We ... labored very hard. You may inquire, Why did you labor so hard? The love of Christ constrained us. This is the only proper answer we can give. Souls for whom Christ died seemed of such inexpressible worth that self was forgotten. Ease, pleasure, and health even were made secondary.... 3MR 180.4

God ... has called us and commissioned us to do an important work. This work must be done where it will be appreciated.... May God help us to work in humility, trusting in Him to give the increase.—Letter 3, 1869, pp. 2, 3, 8. (To Brethren Smith and Amadon, April 23, 1869.) 3MR 181.1

Your father and myself took the train westward. We changed cars.... We had to wait three hours. The depot was small and not well ventilated. Two respectable-looking ladies seemed quite at home. They took out their pipes and commenced smoking. This was a little more than we could well endure. We found to our joy that the settees were moveable. We took a couple of these out upon the platform where there was pure air to feed our lungs. We here spread out our bread and fruit which had been provided for us by our friends.... We enjoyed our luncheon.—Letter 19a, 1875, pp. 2, 3. (To Edson and Emma White, June 24, 1875.) 3MR 181.2

Elder Andross took us in an automobile to visit the several churches and the Bible Workers’ Home in Los Angeles. We did not get out of the conveyance, but stopped and spoke to some of those engaged in the work. It was a very pleasant trip.... The automobile was an easy-riding machine that did not jolt me.—Letter 20, 1911, p. 1. (To Elder J. A. Burden, April 30, 1911.) 3MR 181.3

When we were ready to return home, a brother who is always ready to place his automobile at our disposal took us several miles through the city [Nashville, Tennessee] to the station, and saw us on board the train for St. Helena.—Letter 60, 1911, p. 1. (To Elder J. E. White, August 4, 1911.) 3MR 181.4

Willie and his family are well. His twin boys are busy workers. They have recently purchased an automobile, and yesterday I took my first ride in it. It is the easiest machine that I have ever ridden in.—Letter 11, 1913, p. 2. (To “Dear Children Edson and Emma,” August28, 1913.) 3MR 182.1

I have a deep interest in my native State.... I am looking forward to the time when I shall be able to make the journey to Portland.... I shall hope to have strength to visit you during the coming summer season.... 3MR 182.2

We are to labor earnestly and continuously, working ... to bring souls to take a decided stand for the truth.—Letter 8, 1912, p. 1. (To Elder S. N. Haskell, February 14, 1912.) 3MR 182.3

My interest in the work in Portland is still as deep as ever.... But I find it impossible to make the visit there that I have looked forward to so long.
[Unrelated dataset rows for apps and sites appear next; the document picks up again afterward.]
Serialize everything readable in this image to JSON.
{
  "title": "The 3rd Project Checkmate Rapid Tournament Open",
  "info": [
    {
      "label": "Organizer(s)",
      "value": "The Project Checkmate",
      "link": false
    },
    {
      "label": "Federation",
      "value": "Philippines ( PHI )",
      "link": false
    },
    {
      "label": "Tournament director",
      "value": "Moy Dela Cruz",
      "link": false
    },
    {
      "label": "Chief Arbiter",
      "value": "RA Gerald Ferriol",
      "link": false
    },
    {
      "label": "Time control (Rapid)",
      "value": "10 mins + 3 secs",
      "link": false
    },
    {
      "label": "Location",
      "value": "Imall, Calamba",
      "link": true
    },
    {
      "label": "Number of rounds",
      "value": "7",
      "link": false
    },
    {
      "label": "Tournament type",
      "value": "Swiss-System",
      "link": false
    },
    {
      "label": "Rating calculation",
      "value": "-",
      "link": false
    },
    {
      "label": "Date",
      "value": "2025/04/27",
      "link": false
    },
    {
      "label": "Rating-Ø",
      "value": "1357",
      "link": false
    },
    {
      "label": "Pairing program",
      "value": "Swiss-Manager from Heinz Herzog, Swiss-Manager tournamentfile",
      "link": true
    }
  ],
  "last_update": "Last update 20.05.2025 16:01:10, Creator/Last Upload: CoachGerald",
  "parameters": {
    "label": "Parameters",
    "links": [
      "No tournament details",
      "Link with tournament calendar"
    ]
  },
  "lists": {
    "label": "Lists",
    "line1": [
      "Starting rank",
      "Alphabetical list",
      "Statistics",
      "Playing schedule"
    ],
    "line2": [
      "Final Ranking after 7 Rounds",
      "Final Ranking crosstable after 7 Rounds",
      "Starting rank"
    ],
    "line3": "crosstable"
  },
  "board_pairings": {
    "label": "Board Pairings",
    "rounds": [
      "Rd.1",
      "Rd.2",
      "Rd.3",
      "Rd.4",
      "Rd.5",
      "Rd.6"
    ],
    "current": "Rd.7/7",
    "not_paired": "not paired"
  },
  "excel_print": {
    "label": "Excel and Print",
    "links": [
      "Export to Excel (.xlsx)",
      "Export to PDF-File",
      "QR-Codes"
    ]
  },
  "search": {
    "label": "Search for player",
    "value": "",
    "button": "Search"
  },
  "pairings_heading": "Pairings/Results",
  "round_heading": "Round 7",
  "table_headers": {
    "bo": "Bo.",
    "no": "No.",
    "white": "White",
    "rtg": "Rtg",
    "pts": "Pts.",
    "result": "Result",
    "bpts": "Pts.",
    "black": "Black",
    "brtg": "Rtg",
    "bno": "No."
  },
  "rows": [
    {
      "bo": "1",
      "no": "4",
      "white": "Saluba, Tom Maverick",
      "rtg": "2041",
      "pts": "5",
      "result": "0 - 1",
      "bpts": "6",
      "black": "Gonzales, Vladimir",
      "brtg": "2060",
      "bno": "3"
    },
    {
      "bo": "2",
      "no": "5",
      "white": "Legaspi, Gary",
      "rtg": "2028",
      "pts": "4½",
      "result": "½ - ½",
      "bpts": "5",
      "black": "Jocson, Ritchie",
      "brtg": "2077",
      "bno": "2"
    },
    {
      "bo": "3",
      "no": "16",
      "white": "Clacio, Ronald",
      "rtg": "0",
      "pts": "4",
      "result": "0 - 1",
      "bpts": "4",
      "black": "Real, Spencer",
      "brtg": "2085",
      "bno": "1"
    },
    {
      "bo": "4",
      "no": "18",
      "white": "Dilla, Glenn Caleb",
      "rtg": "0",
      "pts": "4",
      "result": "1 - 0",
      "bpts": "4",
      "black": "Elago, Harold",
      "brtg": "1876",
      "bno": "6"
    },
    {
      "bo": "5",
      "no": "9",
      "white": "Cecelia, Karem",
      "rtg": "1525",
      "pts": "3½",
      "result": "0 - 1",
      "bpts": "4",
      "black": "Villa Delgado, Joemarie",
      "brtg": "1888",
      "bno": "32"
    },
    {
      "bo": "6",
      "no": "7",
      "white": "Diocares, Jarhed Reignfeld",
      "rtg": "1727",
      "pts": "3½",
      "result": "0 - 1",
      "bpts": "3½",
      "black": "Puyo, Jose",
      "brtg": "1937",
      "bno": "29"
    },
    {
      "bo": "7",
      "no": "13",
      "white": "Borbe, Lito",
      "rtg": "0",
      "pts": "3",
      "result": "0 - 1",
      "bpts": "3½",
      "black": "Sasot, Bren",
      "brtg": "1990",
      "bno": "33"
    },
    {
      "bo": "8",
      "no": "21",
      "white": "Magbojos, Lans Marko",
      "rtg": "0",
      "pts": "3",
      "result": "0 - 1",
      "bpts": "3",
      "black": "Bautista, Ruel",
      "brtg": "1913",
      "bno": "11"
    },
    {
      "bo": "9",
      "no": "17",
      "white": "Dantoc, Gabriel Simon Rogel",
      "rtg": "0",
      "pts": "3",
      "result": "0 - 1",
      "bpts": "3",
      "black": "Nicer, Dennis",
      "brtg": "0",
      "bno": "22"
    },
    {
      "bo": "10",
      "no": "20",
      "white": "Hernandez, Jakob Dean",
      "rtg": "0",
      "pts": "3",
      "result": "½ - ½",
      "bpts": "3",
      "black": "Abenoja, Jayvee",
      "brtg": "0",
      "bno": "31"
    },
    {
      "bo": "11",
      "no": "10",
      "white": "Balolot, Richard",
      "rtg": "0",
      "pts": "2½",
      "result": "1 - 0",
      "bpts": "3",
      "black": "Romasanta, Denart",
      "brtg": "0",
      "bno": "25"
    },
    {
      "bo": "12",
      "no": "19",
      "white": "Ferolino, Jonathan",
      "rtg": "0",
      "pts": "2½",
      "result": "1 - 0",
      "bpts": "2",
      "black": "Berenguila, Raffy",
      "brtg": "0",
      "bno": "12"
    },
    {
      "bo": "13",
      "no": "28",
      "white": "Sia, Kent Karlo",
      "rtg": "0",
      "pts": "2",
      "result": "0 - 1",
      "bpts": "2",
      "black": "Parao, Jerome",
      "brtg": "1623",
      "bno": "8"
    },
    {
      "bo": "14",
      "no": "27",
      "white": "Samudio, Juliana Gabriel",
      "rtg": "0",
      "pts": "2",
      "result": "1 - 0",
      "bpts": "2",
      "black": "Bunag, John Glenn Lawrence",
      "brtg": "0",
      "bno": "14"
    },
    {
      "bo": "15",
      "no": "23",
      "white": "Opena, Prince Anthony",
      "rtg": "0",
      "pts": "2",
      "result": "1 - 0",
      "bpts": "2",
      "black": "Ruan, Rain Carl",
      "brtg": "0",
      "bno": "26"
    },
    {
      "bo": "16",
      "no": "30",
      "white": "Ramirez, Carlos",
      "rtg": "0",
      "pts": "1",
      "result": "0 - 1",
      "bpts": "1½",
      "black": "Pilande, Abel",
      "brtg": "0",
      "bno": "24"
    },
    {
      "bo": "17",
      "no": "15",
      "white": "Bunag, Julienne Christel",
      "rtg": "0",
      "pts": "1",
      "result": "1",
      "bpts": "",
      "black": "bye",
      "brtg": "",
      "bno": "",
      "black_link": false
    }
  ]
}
I cannot leave my work here until the book on Old Testament history is ready for the publishers.... I would be very pleased to see you [Elder Haskell] and the workers, ... and to join in lifting the standard of truth in Portland, Maine.... Christ died that He might save souls. We should consider no sacrifice too great in order to cooperate with Him in this work.—Letter 30, 1912, p. 1. (To Elder S. N. Haskell, June 27, 1912.) 3MR 182.4

I hope you will not eat much sweet. Your skin is in a bad condition. You must tell Anna to get fruit instead of molasses.... Don't stint yourself on fruit. Apples at one dollar a bushel are not high, and are more beneficial to health.—Letter 7, 1866, p. 1. (To Edson White, December 13, 1866.) 3MR 183.1

Let two or three students meet together, and ask God to help them to be missionaries in this school, a blessing and a help to their fellow-students.... When you rise in the morning, kneel at your bedside and ask God to give you strength to fulfill the duties of the day and to meet its temptations. Ask Him to help you to bring into your work Christ's sweetness of character. Ask Him to help you to speak words that will draw those around you nearer to Christ.—Manuscript 125, 1902, 6, 7. (“Words to Students,” October 1, 1902.) 3MR 183.2

We thank the Lord that ... several of our workers have given themselves as missionaries to go to different countries outside our land.... Our prayers shall follow you wherever you go.—Manuscript 126, 1902, 12. 3MR 183.3

Released February 10, 1965.